For starters, Monroe has not been able to execute the scheme nearly as well as John Henson or Zaza Pachulia. When defending pick-and-rolls, he is asked to come up a few feet below the pick and shadow the ball-handler until the next action. Monroe has been extremely slow in open-space, and the Bucks have been really bad at rotating to the rim when Monroe fails to recover back to his man.


A lot of this has to do with familiarity within the system. In order to switch effectively in the NBA, you need pristine communication and effort. Successful execution requires playing with a high IQ and knowing where your next rotation needs to be. There have been numerous occasions this season where a Bucks defender just gets lost in the switching havoc.

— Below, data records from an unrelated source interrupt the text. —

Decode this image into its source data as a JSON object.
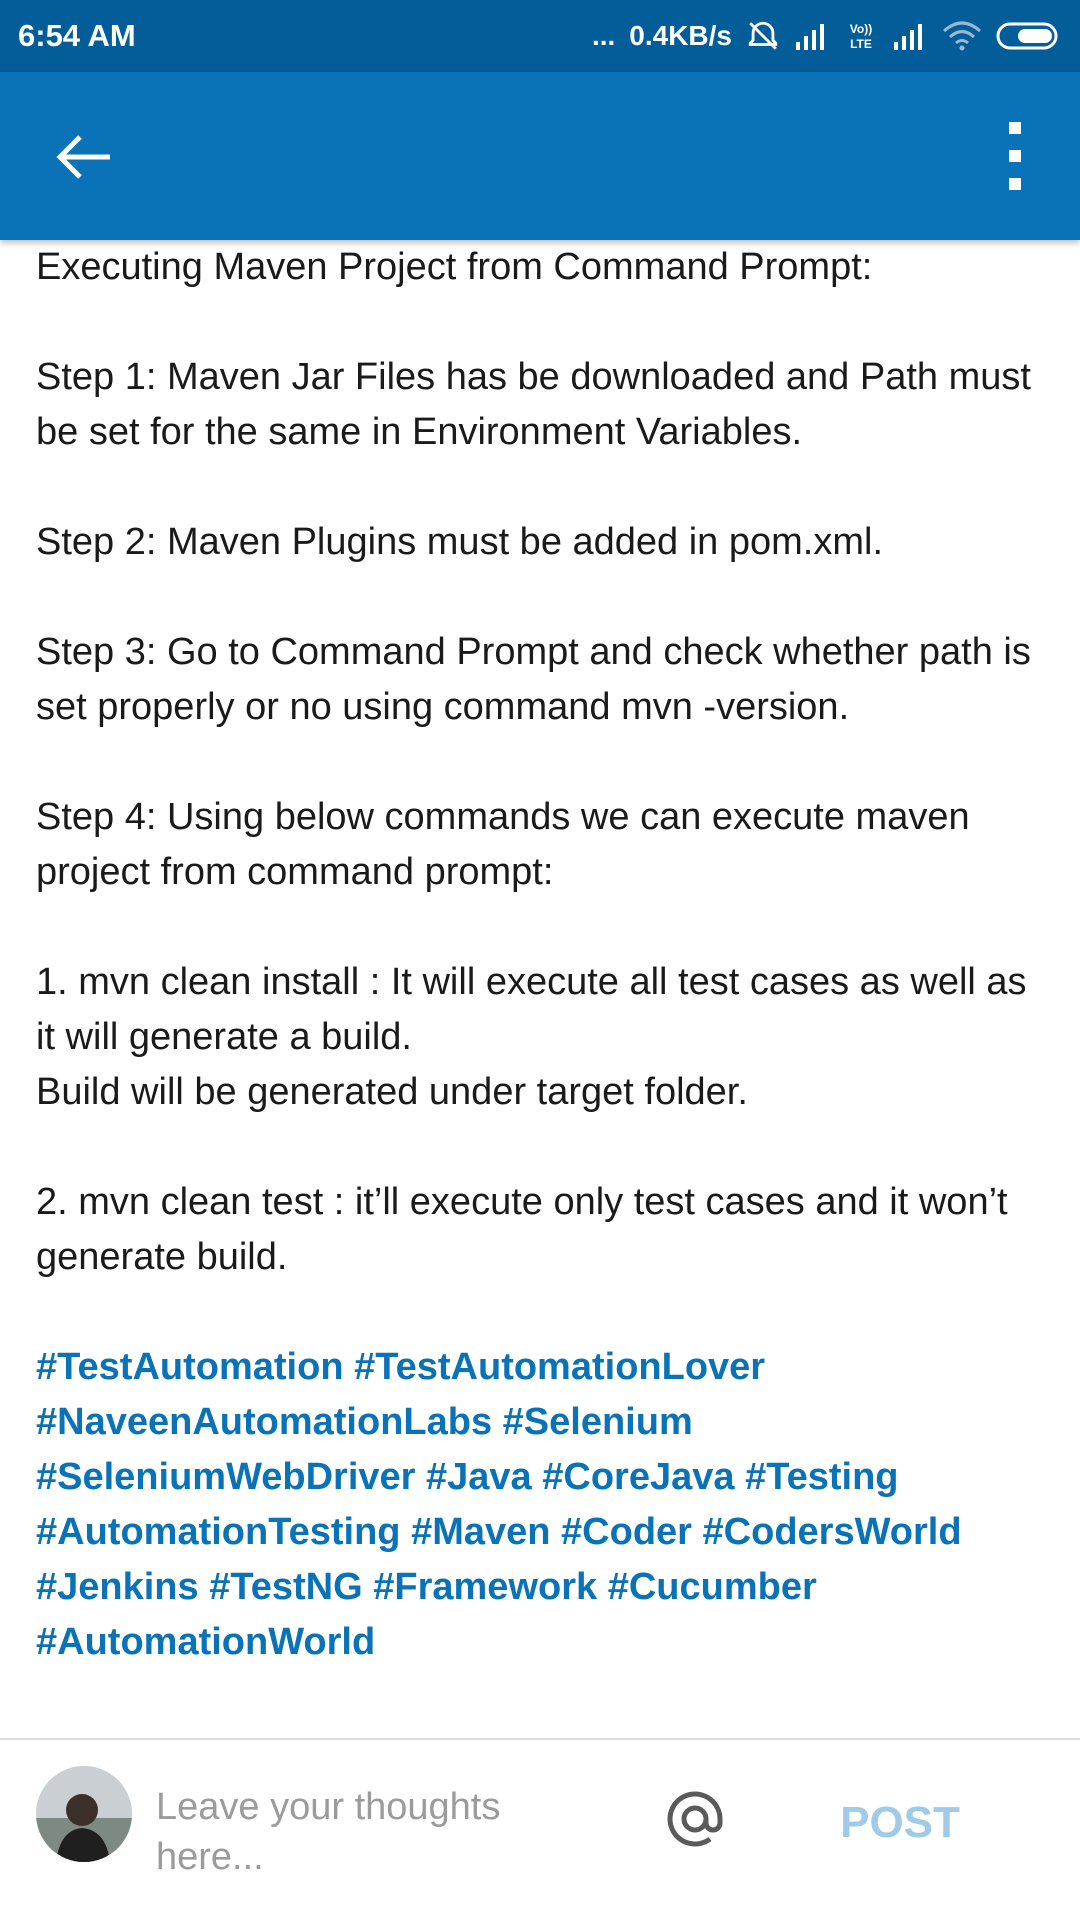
{
  "status_bar": {
    "time": "6:54 AM",
    "dots": "...",
    "net_speed": "0.4KB/s",
    "volte": "Vo)) LTE",
    "icons": [
      "alarm-off-icon",
      "signal-icon",
      "volte-icon",
      "signal-icon",
      "wifi-icon",
      "battery-icon"
    ]
  },
  "app_bar": {
    "back_icon": "arrow-left-icon",
    "menu_icon": "more-vertical-icon",
    "color": "#0a73b7"
  },
  "post": {
    "paragraphs": [
      "Executing Maven Project from Command Prompt:",
      "Step 1: Maven Jar Files has be downloaded and Path must be set for the same in Environment Variables.",
      "Step 2: Maven Plugins must be added in pom.xml.",
      "Step 3: Go to Command Prompt and check whether path is set properly or no using command mvn -version.",
      "Step 4: Using below commands we can execute maven project from command prompt:",
      "1. mvn clean install : It will execute all test cases as well as it will generate a build.",
      "Build will be generated under target folder.",
      "2. mvn clean test : it’ll execute only test cases and it won’t generate build."
    ],
    "hashtags": [
      "#TestAutomation",
      "#TestAutomationLover",
      "#NaveenAutomationLabs",
      "#Selenium",
      "#SeleniumWebDriver",
      "#Java",
      "#CoreJava",
      "#Testing",
      "#AutomationTesting",
      "#Maven",
      "#Coder",
      "#CodersWorld",
      "#Jenkins",
      "#TestNG",
      "#Framework",
      "#Cucumber",
      "#AutomationWorld"
    ],
    "hashtag_color": "#0a73b7"
  },
  "comment_bar": {
    "placeholder": "Leave your thoughts here...",
    "mention_icon": "at-sign-icon",
    "post_label": "POST",
    "post_color": "#9fcbe8"
  }
}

Take this simple hand-off action from the Spurs:

A communication breakdown between Parker and Monroe leads to a wide-open lane to the rim for Kawhi Leonard. The attentive help-defense that Milwaukee once thrived on is now nowhere to be seen.

The Bucks love to send help to the strong side on pick-and-rolls to wall off any driving lanes. This leaves shooters wide open on the weak-side, calling for Milwaukee defenders to recover and rotate on a dime. Last season they executed those chaotic rotations well, holding opponents to just 37% shooting from the corners. This year opposing teams are killing the Bucks in the corners, shooting 46% on corners threes, the highest mark in the league given by any defense.

Parker is essentially still a rookie, and he has shown very little defensive instinct. Playing as the small-ball 4 in a lot of Milwaukee lineups, Jabari finds himself as the last line of defense in a lot of help situations. Teams are feasting on him. 


It’s not like Milwaukee was playing some defensive stud at the 4 when their defense was at an elite level. A lot of those minutes went to Jared Dudley, Ersan Illyasova, and some Giannis Antetokounmpo, the former two now playing for different teams. Jabari is a slightly better athlete than Dudley, but he has looked clueless when trying to execute the scheme. Dudley played with a high IQ and a keen understanding of where to be in the rotation. Milwaukee was the league leader in turnovers forced last season mainly because of their obedient rotations on the perimeter.

Opposing big-men will feast on the offensive boards when Parker is guarding them. He hasn’t been attentive in boxing out, especially off of a switch. Watch this failed box-out on LaMarcus Aldridge when Antetokounmpo rotates over to stop the drive:

Milwaukee has adjusted recently by having Parker defend the small forward on more nights, while Antetokounmpo takes the other big-man. It hasn’t been very successful though, as he hasn’t yet shown the foot-speed to keep up with most NBA wings moving side-to-side. The lack of size with either option has also exposed the Buck’s inability to rebound the ball. Right now they are the worst defensive rebounding team in the NBA. Wasn’t Greg Monroe supposed to shore up this problem?

A lot of the drop-off comes with the league learning how to attack a particular scheme, as well as the addition of two new starters and the overall youth of the roster. The Bucks remain extremely talented, but when Jabari Parker and Greg Monroe are manning your front-line, playing a super-aggressive defense is probably not ideal.